Scientists at the University of Washington and other institutions have identified 25 genes regulating lifespan in two organisms separated by about 1.5 billion years in evolutionary change. At least 15 of those genes have very similar versions in humans, suggesting that scientists may be able to target those genes to help slow down the aging process and treat age-related conditions. The study will be published online by the journal Genome Research on March 13.
The two organisms used in this study, the single-celled budding yeast and the roundworm C. elegans, are commonly used models for aging research. Finding genes that are conserved between the two organisms is significant, researchers say, because the two species are so far apart on the evolutionary scale -- even farther apart than the tiny worms and humans. That, combined with the presence of similar human genes, is an indication that these genes could regulate human longevity as well.
"Now that we know what many of these genes actually are, we have potential targets to go after in humans," said Brian Kennedy, UW associate professor of biochemistry and one of the senior authors of the study. "We hope that in the future we could affect those targets and improve not just lifespan, but also the 'health span' or the period of a person's life when they can be healthy and not suffer from age-related illnesses."

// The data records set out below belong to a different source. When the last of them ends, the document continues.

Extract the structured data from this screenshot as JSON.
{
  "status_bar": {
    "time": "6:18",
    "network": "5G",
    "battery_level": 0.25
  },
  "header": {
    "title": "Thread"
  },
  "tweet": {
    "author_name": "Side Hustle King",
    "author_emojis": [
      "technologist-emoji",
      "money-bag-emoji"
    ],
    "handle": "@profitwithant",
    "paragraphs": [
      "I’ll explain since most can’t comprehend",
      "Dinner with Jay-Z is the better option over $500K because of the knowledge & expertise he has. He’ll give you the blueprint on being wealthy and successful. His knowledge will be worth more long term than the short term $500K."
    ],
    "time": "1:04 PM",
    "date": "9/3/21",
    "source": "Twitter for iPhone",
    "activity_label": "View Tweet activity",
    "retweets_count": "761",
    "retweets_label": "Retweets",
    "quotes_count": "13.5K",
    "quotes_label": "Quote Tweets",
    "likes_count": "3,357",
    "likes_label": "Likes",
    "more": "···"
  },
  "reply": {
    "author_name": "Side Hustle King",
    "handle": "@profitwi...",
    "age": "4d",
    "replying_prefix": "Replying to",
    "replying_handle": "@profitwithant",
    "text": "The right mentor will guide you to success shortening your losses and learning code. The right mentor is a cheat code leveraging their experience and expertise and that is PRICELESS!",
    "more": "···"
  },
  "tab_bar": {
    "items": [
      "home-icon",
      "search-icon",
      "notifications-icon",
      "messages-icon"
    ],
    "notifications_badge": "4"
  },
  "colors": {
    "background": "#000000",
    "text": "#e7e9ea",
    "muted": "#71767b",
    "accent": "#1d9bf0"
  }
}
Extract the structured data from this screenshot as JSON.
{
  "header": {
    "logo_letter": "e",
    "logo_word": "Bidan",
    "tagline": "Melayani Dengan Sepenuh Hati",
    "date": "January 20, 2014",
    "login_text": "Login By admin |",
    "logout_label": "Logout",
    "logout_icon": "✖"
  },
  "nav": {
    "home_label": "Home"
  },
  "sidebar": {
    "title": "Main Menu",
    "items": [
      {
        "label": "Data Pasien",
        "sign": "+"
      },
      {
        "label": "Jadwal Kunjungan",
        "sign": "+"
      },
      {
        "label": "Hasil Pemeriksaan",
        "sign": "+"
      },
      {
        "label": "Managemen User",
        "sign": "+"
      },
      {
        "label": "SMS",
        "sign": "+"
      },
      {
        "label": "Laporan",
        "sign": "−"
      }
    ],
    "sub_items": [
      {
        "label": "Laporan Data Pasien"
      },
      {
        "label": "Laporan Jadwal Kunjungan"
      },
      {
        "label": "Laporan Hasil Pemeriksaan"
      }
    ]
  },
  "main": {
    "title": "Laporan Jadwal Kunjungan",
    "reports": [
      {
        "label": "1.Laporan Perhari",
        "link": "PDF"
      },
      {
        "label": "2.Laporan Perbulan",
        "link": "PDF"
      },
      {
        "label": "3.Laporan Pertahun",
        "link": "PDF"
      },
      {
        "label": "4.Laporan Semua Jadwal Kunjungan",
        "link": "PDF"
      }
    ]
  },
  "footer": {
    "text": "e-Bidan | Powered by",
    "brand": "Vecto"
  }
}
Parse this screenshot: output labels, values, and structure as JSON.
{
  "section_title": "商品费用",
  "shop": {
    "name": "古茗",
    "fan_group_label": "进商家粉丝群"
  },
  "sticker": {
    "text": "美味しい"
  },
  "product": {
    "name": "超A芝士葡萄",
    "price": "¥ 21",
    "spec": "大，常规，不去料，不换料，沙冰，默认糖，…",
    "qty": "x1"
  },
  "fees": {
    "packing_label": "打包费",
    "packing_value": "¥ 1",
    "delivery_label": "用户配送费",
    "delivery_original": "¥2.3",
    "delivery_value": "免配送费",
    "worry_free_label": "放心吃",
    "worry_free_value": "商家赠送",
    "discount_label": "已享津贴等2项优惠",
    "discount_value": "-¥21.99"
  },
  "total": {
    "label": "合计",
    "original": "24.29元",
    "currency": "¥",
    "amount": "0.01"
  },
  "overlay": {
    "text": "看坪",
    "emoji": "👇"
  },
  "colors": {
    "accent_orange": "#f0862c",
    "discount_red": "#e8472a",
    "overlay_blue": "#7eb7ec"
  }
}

Several of the genes that the scientists identified as being involved in aging are also connected to a key nutrient response pathway known as known as the Target of Rapamycin, or TOR. That finding gives more evidence to the theory that calorie intake and nutrient response affect lifespan by altering TOR activity. Previous studies have found that drastically restricting the caloric intake of organisms, an approach known as dietary restriction, can prolong their lifespan and reduce the incidence of age-related diseases. TOR inhibitors are being tested clinically in people for anti-cancer properties, and this work suggests they may also be useful against a variety of age-associated diseases.
"What we'd like to eventually do is be able to mimic the effects of dietary restriction with a drug," explained Matt Kaeberlein, another senior author on the paper and a UW assistant professor of pathology. "Most people don't want to cut their diet that drastically, just so they may live a little longer. But someday in the future, we may be able to accomplish the same thing with a pill."
These findings also give new insight into the genetic basis of aging, the scientists said, and provide some of the first quantitative evidence that genes regulating aging have been conserved during the process of evolution. Earlier evolutionary theories suggested that aging was not genetically controlled, since an organism does not get any advantage in natural selection by having a very long lifespan that goes far past their reproductive age.
To find these lifespan-controlling genes, the scientists took a genomic approach to comprehensively examine genes that affect aging in yeast and worms. Based on published reports, they first identified 276 genes in C. elegans that affected aging, and then searched for similar genetic sequences in the yeast genome. Of the 25 aging-related genes they found in both worms and yeast, only three had been previously thought to be conserved across many organisms.
The lead author on the paper is Erica Smith, a senior fellow in pathology and biochemistry at the UW, and Jim Thomas, UW professor of genome sciences, contributed to the project. The project also included scientists at the University of Georgia in Athens, and was supported by the Ellison Medical Foundation and the National Institutes of Health.